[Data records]

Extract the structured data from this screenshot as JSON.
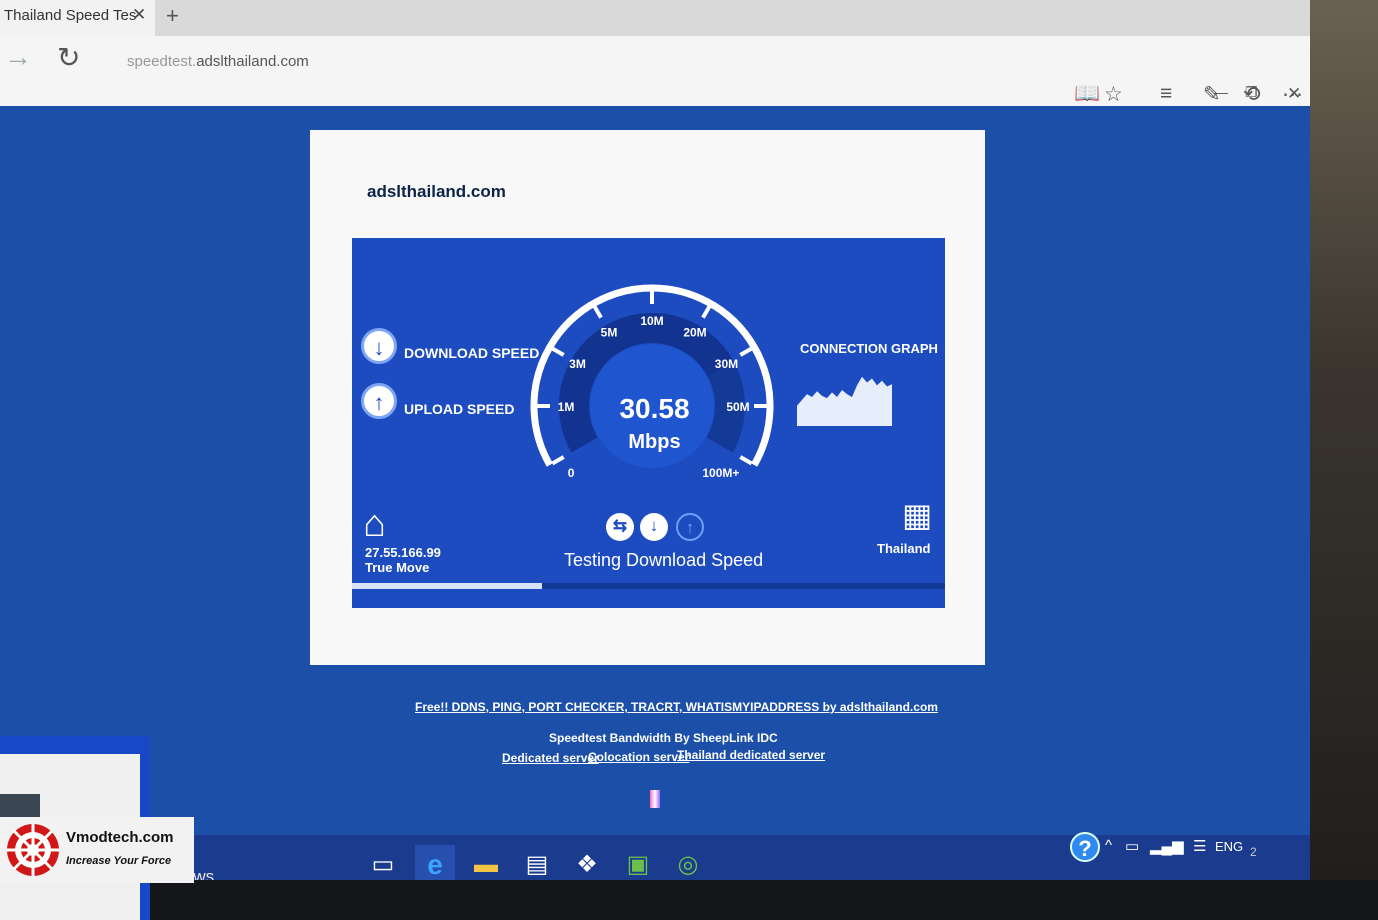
{
  "browser": {
    "tab_title": "Thailand Speed Tes",
    "tab_close": "✕",
    "new_tab": "+",
    "url_prefix": "speedtest.",
    "url_domain": "adslthailand.com",
    "icons": [
      "reading-view-icon",
      "favorite-star-icon",
      "hub-icon",
      "web-note-icon",
      "share-icon",
      "more-icon"
    ]
  },
  "page": {
    "logo": "adslthailand.com",
    "widget": {
      "download_label": "DOWNLOAD SPEED",
      "upload_label": "UPLOAD SPEED",
      "gauge_ticks": [
        "0",
        "1M",
        "3M",
        "5M",
        "10M",
        "20M",
        "30M",
        "50M",
        "100M+"
      ],
      "speed_value": "30.58",
      "speed_unit": "Mbps",
      "connection_graph_label": "CONNECTION GRAPH",
      "client_ip": "27.55.166.99",
      "client_isp": "True Move",
      "status": "Testing Download Speed",
      "server_location": "Thailand",
      "progress": 0.32,
      "graph_samples": [
        0.35,
        0.45,
        0.55,
        0.5,
        0.6,
        0.52,
        0.48,
        0.58,
        0.5,
        0.62,
        0.55,
        0.5,
        0.7,
        0.85,
        0.75,
        0.82,
        0.7,
        0.78,
        0.68,
        0.72
      ]
    },
    "footer": {
      "tools_link": "Free!! DDNS, PING, PORT CHECKER, TRACRT, WHATISMYIPADDRESS by adslthailand.com",
      "bandwidth_credit": "Speedtest Bandwidth By SheepLink IDC",
      "links": [
        "Dedicated server",
        "Colocation server",
        "Thailand dedicated server"
      ]
    }
  },
  "taskbar": {
    "windows_text": "'indows",
    "apps": [
      "task-view-icon",
      "edge-icon",
      "file-explorer-icon",
      "store-icon",
      "dropbox-icon",
      "evernote-icon",
      "tripadvisor-icon"
    ],
    "language": "ENG",
    "clock_partial": "2"
  },
  "watermark": {
    "brand": "Vmodtech.com",
    "tagline": "Increase Your Force"
  },
  "colors": {
    "screen_bg": "#1b4fa8",
    "widget_bg": "#1d4cc0",
    "accent_light": "#d6e3fb"
  }
}
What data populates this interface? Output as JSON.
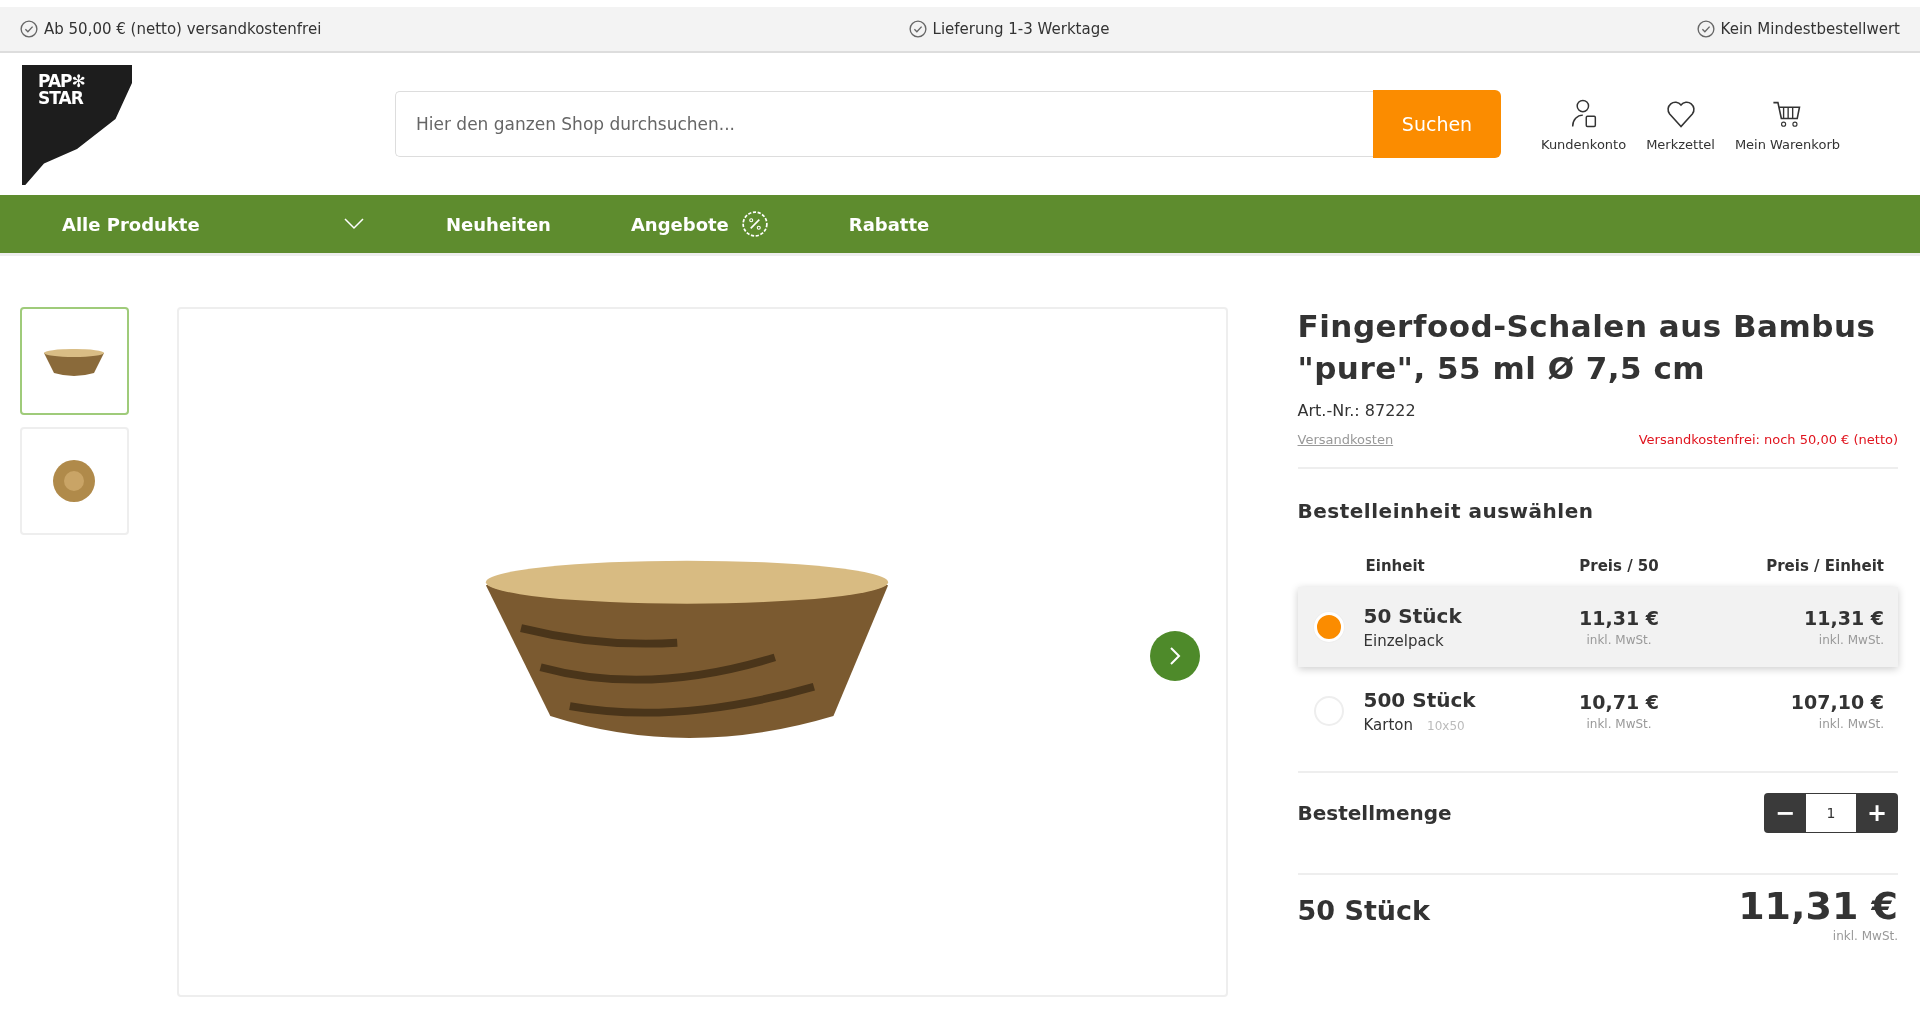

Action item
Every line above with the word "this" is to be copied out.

Solution
Extract the structured data from this screenshot as JSON.
What data populates this interface? Output as JSON.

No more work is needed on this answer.